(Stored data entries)
-=-=-

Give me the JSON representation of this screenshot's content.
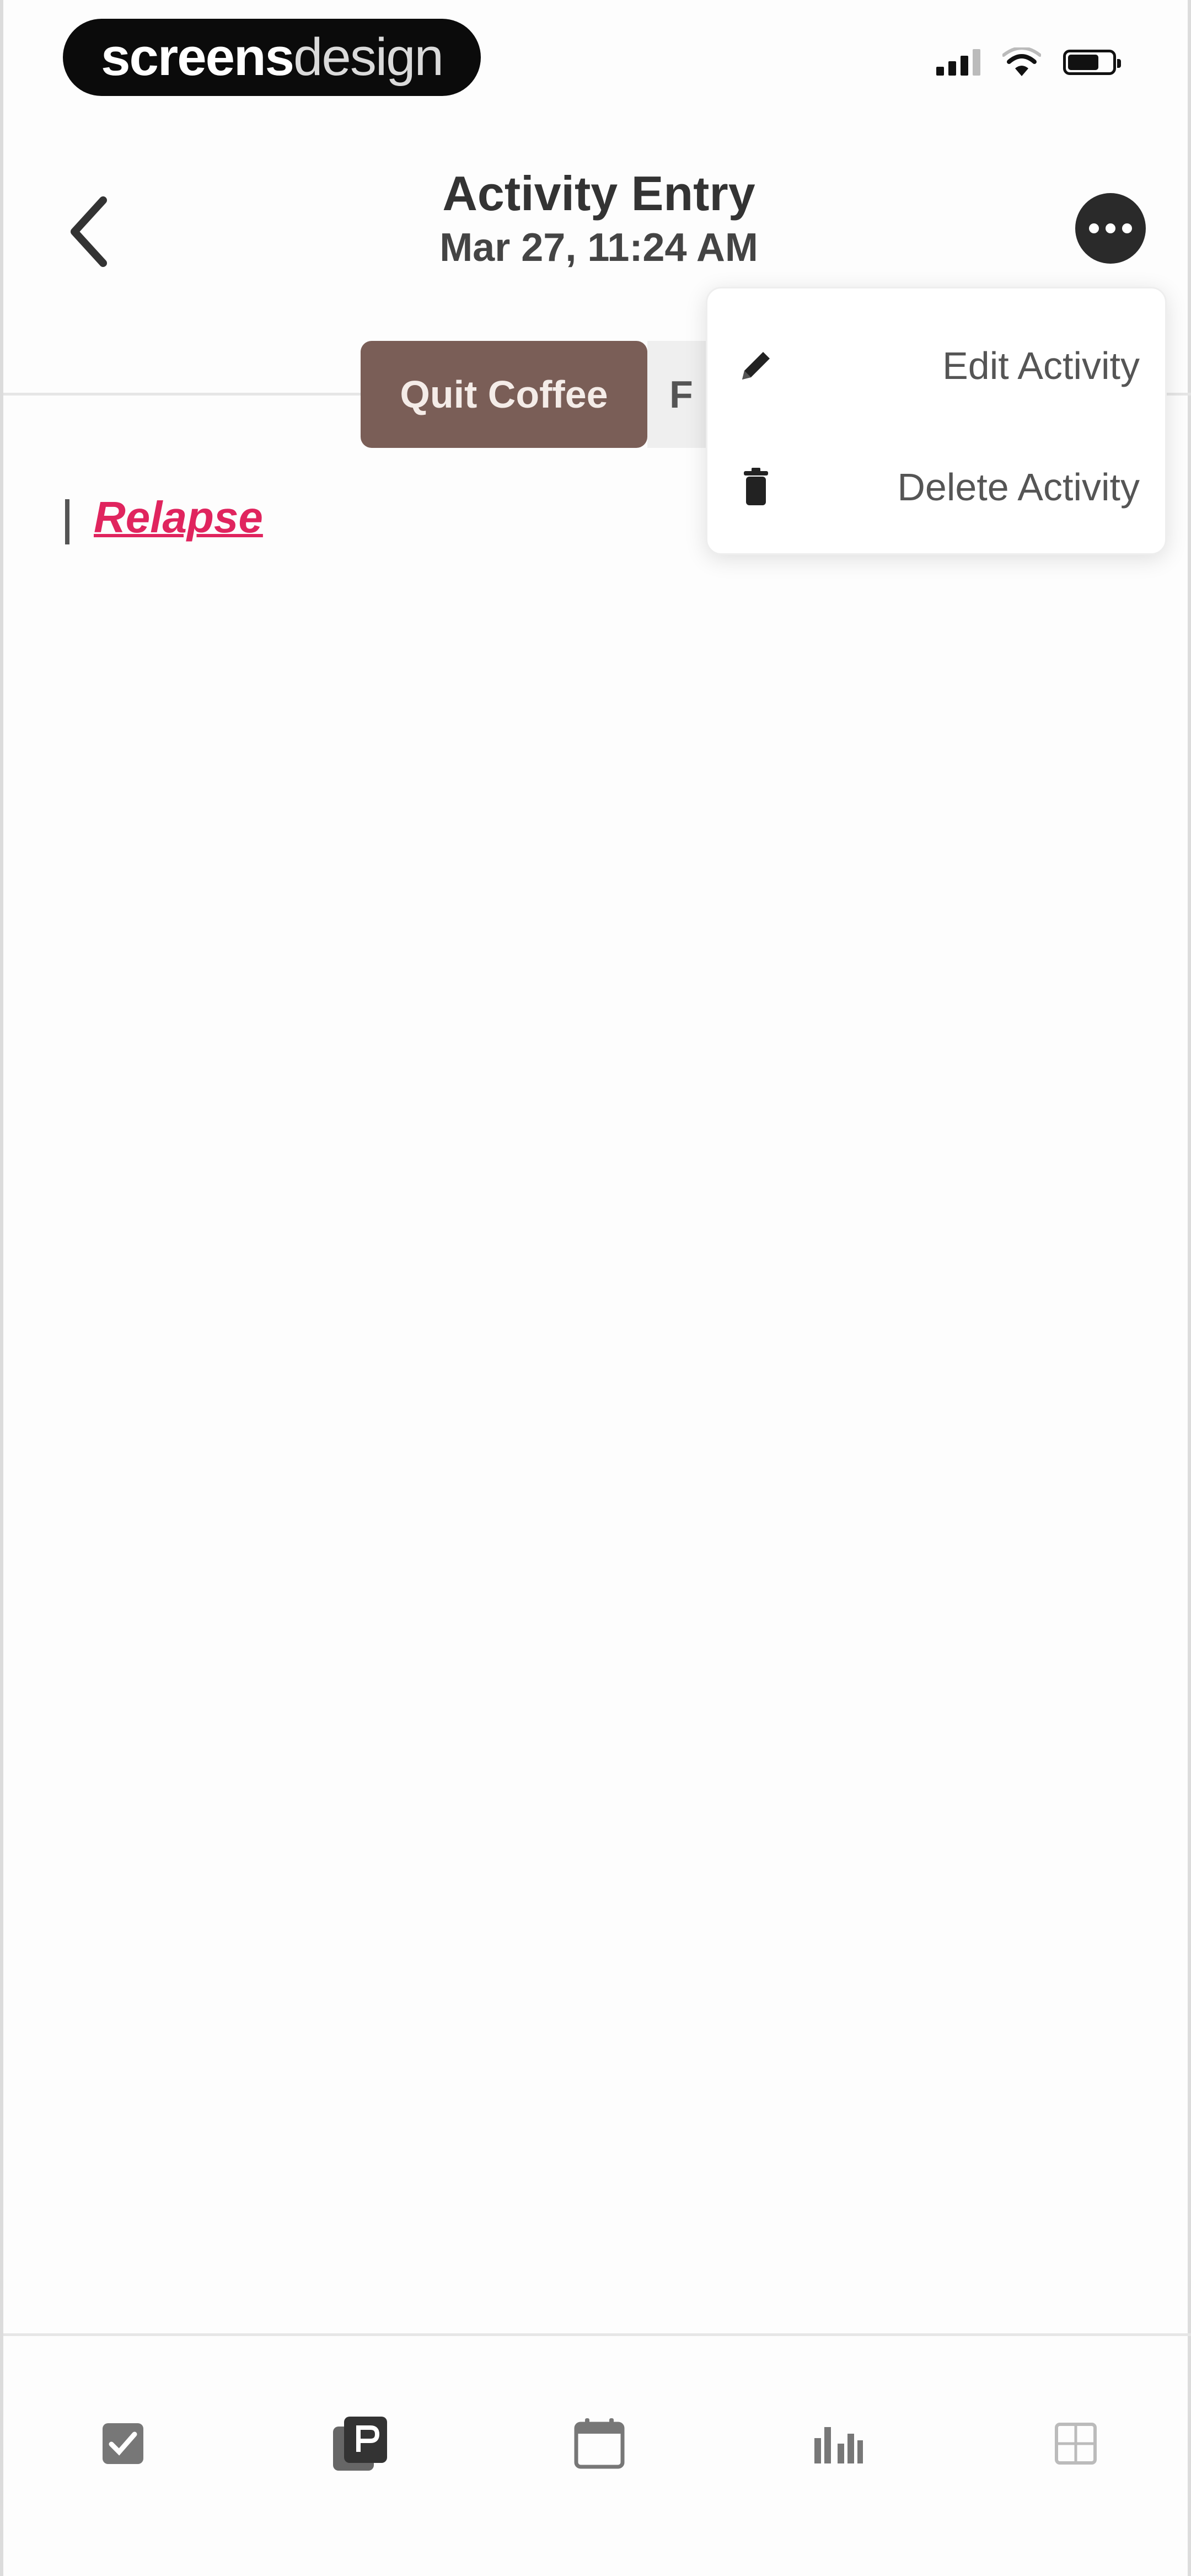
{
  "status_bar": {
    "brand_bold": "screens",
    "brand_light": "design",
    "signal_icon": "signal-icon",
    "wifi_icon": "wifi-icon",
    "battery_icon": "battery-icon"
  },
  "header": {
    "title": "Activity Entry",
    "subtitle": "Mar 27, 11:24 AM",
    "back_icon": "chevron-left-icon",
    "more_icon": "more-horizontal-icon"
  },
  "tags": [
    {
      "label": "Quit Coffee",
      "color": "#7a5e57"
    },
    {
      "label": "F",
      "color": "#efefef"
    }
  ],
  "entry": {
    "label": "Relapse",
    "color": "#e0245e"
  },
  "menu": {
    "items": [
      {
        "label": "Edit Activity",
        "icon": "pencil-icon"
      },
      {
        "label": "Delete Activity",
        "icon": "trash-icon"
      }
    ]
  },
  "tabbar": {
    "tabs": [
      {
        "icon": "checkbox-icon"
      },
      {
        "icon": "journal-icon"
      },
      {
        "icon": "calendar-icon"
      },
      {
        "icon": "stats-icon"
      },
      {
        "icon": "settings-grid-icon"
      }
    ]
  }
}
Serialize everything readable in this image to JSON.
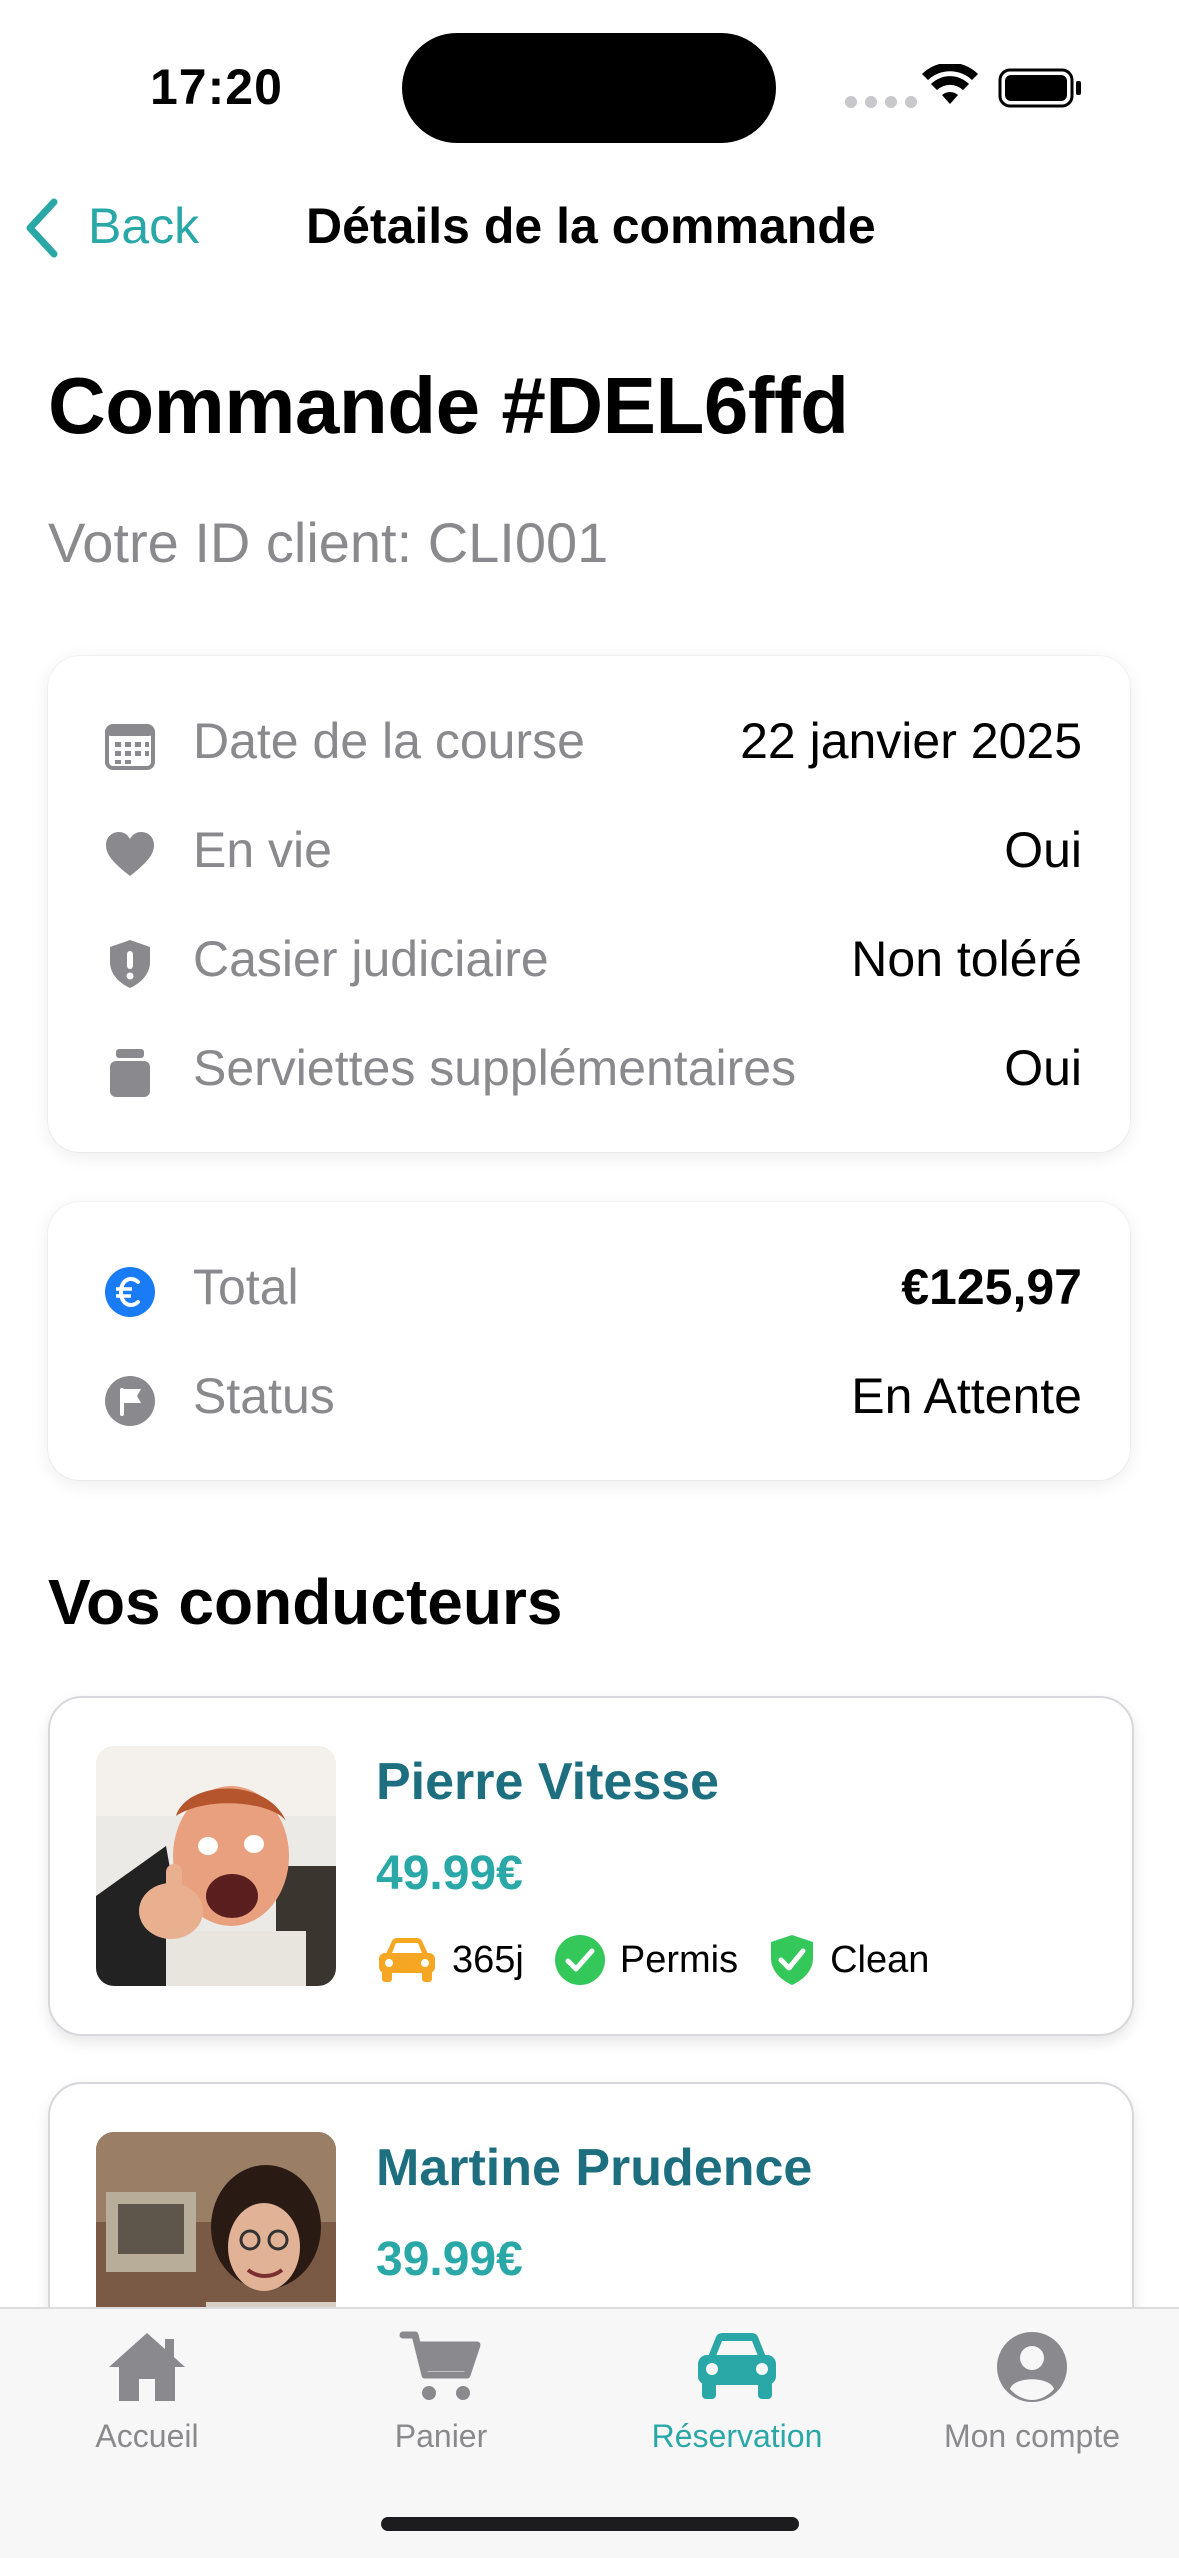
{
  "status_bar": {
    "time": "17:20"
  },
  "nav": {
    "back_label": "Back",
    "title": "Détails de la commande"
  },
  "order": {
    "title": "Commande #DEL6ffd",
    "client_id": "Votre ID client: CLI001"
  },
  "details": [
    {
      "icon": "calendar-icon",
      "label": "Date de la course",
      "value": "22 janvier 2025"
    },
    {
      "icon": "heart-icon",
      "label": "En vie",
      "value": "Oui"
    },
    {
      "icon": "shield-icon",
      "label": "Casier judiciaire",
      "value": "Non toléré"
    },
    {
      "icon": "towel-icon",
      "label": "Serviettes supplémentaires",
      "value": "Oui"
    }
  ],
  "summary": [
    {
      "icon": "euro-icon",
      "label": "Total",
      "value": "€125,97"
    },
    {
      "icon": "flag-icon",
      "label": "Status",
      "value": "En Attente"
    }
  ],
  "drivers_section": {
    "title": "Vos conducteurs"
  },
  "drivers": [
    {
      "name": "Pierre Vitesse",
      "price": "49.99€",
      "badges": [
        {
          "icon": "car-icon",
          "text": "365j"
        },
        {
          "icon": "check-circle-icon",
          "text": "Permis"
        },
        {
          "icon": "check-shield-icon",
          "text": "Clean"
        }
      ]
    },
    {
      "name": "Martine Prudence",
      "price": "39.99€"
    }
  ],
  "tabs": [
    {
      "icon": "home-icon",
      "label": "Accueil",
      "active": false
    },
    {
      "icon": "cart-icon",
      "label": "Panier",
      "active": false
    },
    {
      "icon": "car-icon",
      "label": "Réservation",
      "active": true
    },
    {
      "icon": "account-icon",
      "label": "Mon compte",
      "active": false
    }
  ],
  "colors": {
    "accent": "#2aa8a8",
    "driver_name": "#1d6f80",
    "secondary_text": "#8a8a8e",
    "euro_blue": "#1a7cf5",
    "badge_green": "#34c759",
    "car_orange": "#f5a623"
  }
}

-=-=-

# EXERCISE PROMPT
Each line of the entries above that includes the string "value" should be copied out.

# SOLUTION FOR THIS EXERCISE
      "value": "22 janvier 2025"
      "value": "Oui"
      "value": "Non toléré"
      "value": "Oui"
      "value": "€125,97"
      "value": "En Attente"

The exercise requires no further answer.